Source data
+++

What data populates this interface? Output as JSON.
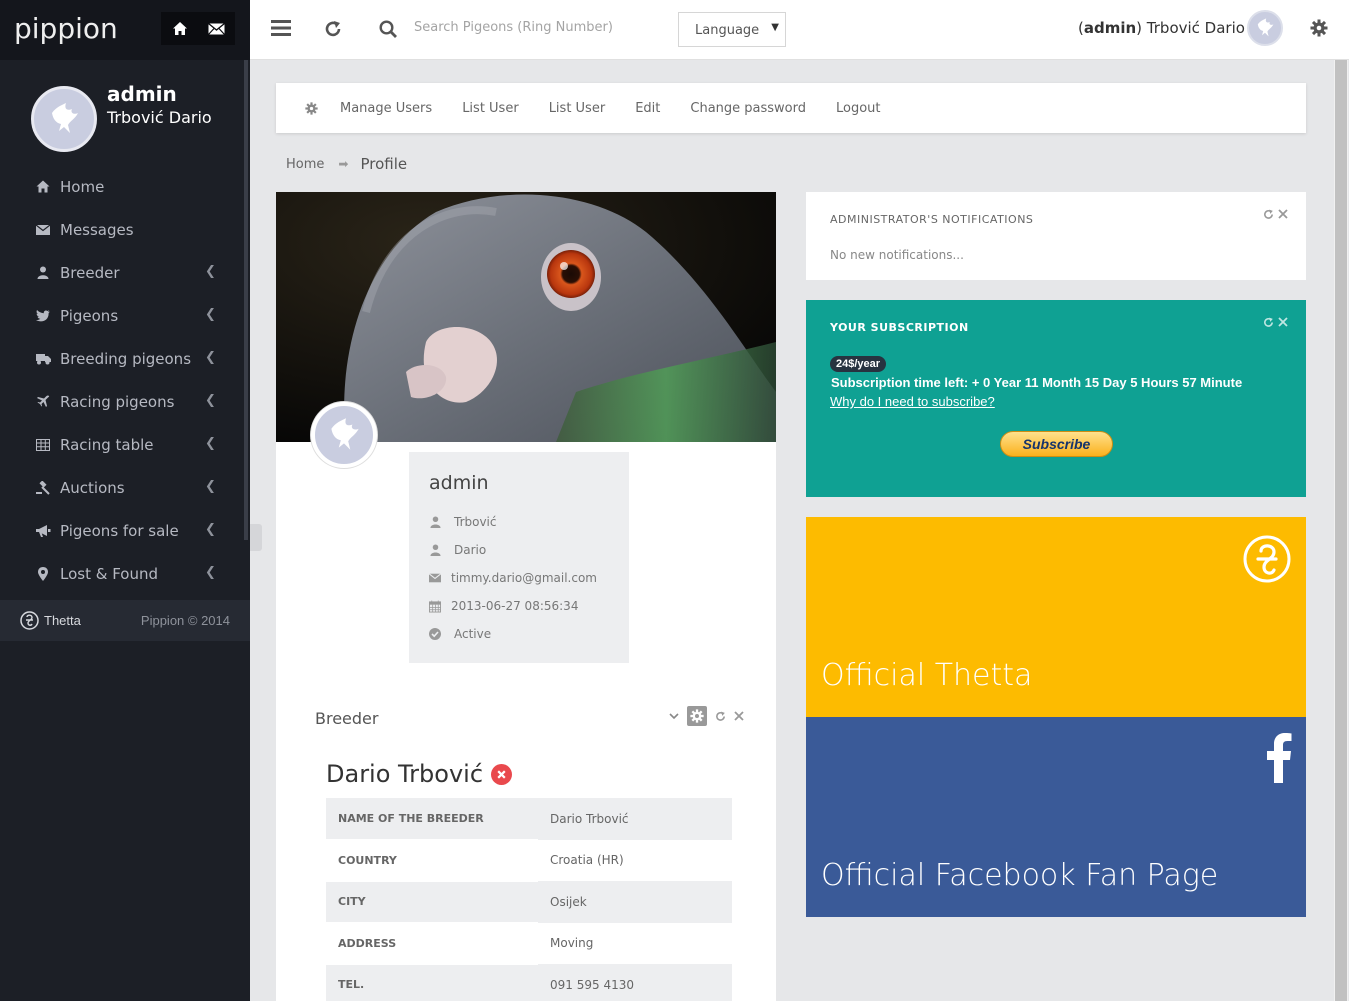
{
  "app": {
    "logo": "pippion"
  },
  "sidebar": {
    "user": {
      "username": "admin",
      "full_name": "Trbović Dario"
    },
    "items": [
      {
        "label": "Home",
        "icon": "home-icon",
        "chevron": false
      },
      {
        "label": "Messages",
        "icon": "envelope-icon",
        "chevron": false
      },
      {
        "label": "Breeder",
        "icon": "user-icon",
        "chevron": true
      },
      {
        "label": "Pigeons",
        "icon": "twitter-bird-icon",
        "chevron": true
      },
      {
        "label": "Breeding pigeons",
        "icon": "truck-icon",
        "chevron": true
      },
      {
        "label": "Racing pigeons",
        "icon": "plane-icon",
        "chevron": true
      },
      {
        "label": "Racing table",
        "icon": "table-icon",
        "chevron": true
      },
      {
        "label": "Auctions",
        "icon": "gavel-icon",
        "chevron": true
      },
      {
        "label": "Pigeons for sale",
        "icon": "bullhorn-icon",
        "chevron": true
      },
      {
        "label": "Lost & Found",
        "icon": "map-marker-icon",
        "chevron": true
      }
    ],
    "footer": {
      "brand": "Thetta",
      "copyright": "Pippion © 2014"
    }
  },
  "topbar": {
    "search_placeholder": "Search Pigeons (Ring Number)",
    "language_label": "Language",
    "user_role": "admin",
    "user_name": "Trbović Dario"
  },
  "subnav": {
    "items": [
      "Manage Users",
      "List User",
      "List User",
      "Edit",
      "Change password",
      "Logout"
    ]
  },
  "breadcrumb": {
    "home": "Home",
    "current": "Profile"
  },
  "profile": {
    "username": "admin",
    "last_name": "Trbović",
    "first_name": "Dario",
    "email": "timmy.dario@gmail.com",
    "date": "2013-06-27 08:56:34",
    "status": "Active"
  },
  "breeder": {
    "panel_title": "Breeder",
    "name": "Dario Trbović",
    "rows": [
      {
        "key": "NAME OF THE BREEDER",
        "value": "Dario Trbović"
      },
      {
        "key": "COUNTRY",
        "value": "Croatia (HR)"
      },
      {
        "key": "CITY",
        "value": "Osijek"
      },
      {
        "key": "ADDRESS",
        "value": "Moving"
      },
      {
        "key": "TEL.",
        "value": "091 595 4130"
      }
    ]
  },
  "notifications": {
    "title": "ADMINISTRATOR'S NOTIFICATIONS",
    "message": "No new notifications..."
  },
  "subscription": {
    "title": "YOUR SUBSCRIPTION",
    "price_badge": "24$/year",
    "time_left": "Subscription time left: + 0 Year 11 Month 15 Day 5 Hours 57 Minute",
    "why_link": "Why do I need to subscribe?",
    "button": "Subscribe"
  },
  "tiles": [
    {
      "label": "Official Thetta",
      "color": "#fdbb00"
    },
    {
      "label": "Official Facebook Fan Page",
      "color": "#3a5a98"
    }
  ],
  "colors": {
    "sidebar": "#1c1f26",
    "subscription": "#0fa193",
    "accent_red": "#e9494d"
  }
}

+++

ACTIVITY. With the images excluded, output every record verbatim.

SOLUTION BELOW.
What data populates this interface? Output as JSON.
{
  "app": {
    "logo": "pippion"
  },
  "sidebar": {
    "user": {
      "username": "admin",
      "full_name": "Trbović Dario"
    },
    "items": [
      {
        "label": "Home",
        "icon": "home-icon",
        "chevron": false
      },
      {
        "label": "Messages",
        "icon": "envelope-icon",
        "chevron": false
      },
      {
        "label": "Breeder",
        "icon": "user-icon",
        "chevron": true
      },
      {
        "label": "Pigeons",
        "icon": "twitter-bird-icon",
        "chevron": true
      },
      {
        "label": "Breeding pigeons",
        "icon": "truck-icon",
        "chevron": true
      },
      {
        "label": "Racing pigeons",
        "icon": "plane-icon",
        "chevron": true
      },
      {
        "label": "Racing table",
        "icon": "table-icon",
        "chevron": true
      },
      {
        "label": "Auctions",
        "icon": "gavel-icon",
        "chevron": true
      },
      {
        "label": "Pigeons for sale",
        "icon": "bullhorn-icon",
        "chevron": true
      },
      {
        "label": "Lost & Found",
        "icon": "map-marker-icon",
        "chevron": true
      }
    ],
    "footer": {
      "brand": "Thetta",
      "copyright": "Pippion © 2014"
    }
  },
  "topbar": {
    "search_placeholder": "Search Pigeons (Ring Number)",
    "language_label": "Language",
    "user_role": "admin",
    "user_name": "Trbović Dario"
  },
  "subnav": {
    "items": [
      "Manage Users",
      "List User",
      "List User",
      "Edit",
      "Change password",
      "Logout"
    ]
  },
  "breadcrumb": {
    "home": "Home",
    "current": "Profile"
  },
  "profile": {
    "username": "admin",
    "last_name": "Trbović",
    "first_name": "Dario",
    "email": "timmy.dario@gmail.com",
    "date": "2013-06-27 08:56:34",
    "status": "Active"
  },
  "breeder": {
    "panel_title": "Breeder",
    "name": "Dario Trbović",
    "rows": [
      {
        "key": "NAME OF THE BREEDER",
        "value": "Dario Trbović"
      },
      {
        "key": "COUNTRY",
        "value": "Croatia (HR)"
      },
      {
        "key": "CITY",
        "value": "Osijek"
      },
      {
        "key": "ADDRESS",
        "value": "Moving"
      },
      {
        "key": "TEL.",
        "value": "091 595 4130"
      }
    ]
  },
  "notifications": {
    "title": "ADMINISTRATOR'S NOTIFICATIONS",
    "message": "No new notifications..."
  },
  "subscription": {
    "title": "YOUR SUBSCRIPTION",
    "price_badge": "24$/year",
    "time_left": "Subscription time left: + 0 Year 11 Month 15 Day 5 Hours 57 Minute",
    "why_link": "Why do I need to subscribe?",
    "button": "Subscribe"
  },
  "tiles": [
    {
      "label": "Official Thetta",
      "color": "#fdbb00"
    },
    {
      "label": "Official Facebook Fan Page",
      "color": "#3a5a98"
    }
  ],
  "colors": {
    "sidebar": "#1c1f26",
    "subscription": "#0fa193",
    "accent_red": "#e9494d"
  }
}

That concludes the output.